Last but not least, company time does not always coincide with employee time. Employee stock ownership plans often end when the company is sold. This is when employees cash in their investments, as we recently saw with La Redoute. Obviously, these great stories are reassuring and every employee is delighted at the idea of receiving €100,000 during a sale. Unfortunately, the reality is different and employees more often need regular help to be supported during key stages of their life (purchasing an apartment, financing their children’s studies, etc.). However, employee shareholding as it is proposed today does not meet these challenges. Indeed, the investment in shares of his company is illiquid, in particular due to the governance attached to this share holding.
Employee shareholding: fortunately other solutions exist
Faced with these limits, it is reassuring to know that there are alternative employee shareholding schemes which allow value to be shared without sharing governance and that they are inexpensive, like Futurz. It is also essential to fight against preconceived ideas: no, it is not necessary to generate profits to share the heritage value of your company. Some leaders are already doing this with great success.
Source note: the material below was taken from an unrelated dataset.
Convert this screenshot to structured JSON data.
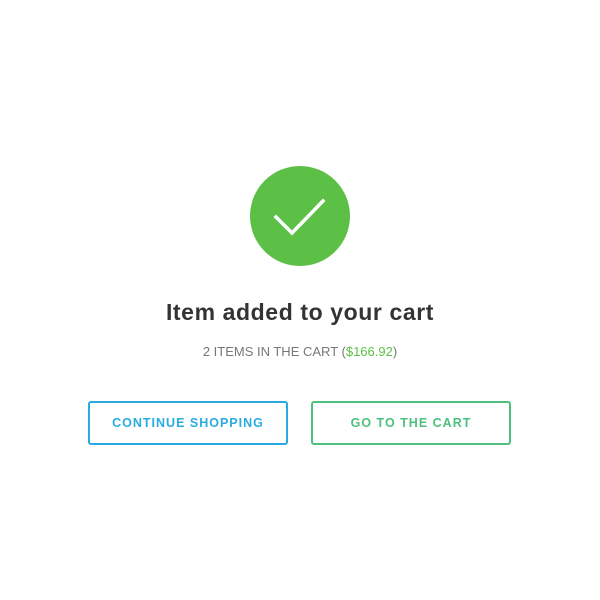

The law must give pride of place to these hybrid, more modern and more flexible incentive plans.
Proposing these new measures also means putting more trust in French leaders. The latter are entirely capable of making the best choices for their company and for their employees because they are well aware that their destinies are linked. In order to allow the best possible arbitration, they must be able to choose from several incentive schemes for the increase in company value and not be limited to two options (PEE or AGA). However, the bill only highlights certain solutions which each have their advantages but also their constraints. Other options exist.
Finally, let’s stop taking the French for welfare where everything free takes precedence. To make an employee efficient, you must not give them shares or any other value-sharing device but allow them to buy them. All the nuance is there. It is at this price that the employee intensifies his efforts in order to make his investment bear fruit, thus aligning his interests with those of the company. This is also what Private Equity investment funds systematically do: key employees must buy shares and then they work efficiently to make their investment grow through the success of the company’s project.
In conclusion, perhaps it would be relevant to include in the law a proposal allowing employees of SMEs to invest in structured products pointing towards the performance of their own company, without becoming a shareholder and entering into its governance. This is how the employee will take his responsibilities and work to grow his investment. In addition, he will benefit from a much more liquid investment which he can use according to his personal needs without a direct link to the company’s schedule.
In conclusion, the bill relating to value sharing within the company represents progress towards a more equitable, responsible, inclusive and sustainable economic model. The desire to rebalance relationships between the different stakeholders and recognition of the essential contribution of workers to the creation of company heritage value is essential to the emergence of our SMEs as champions of the economy. This bill has the merit of opening the way to interesting discussions. We still need to take the time to explore all possible avenues in terms of employee incentives so that it does not become, contrary to its primary purpose, a new thread in the grip of companies.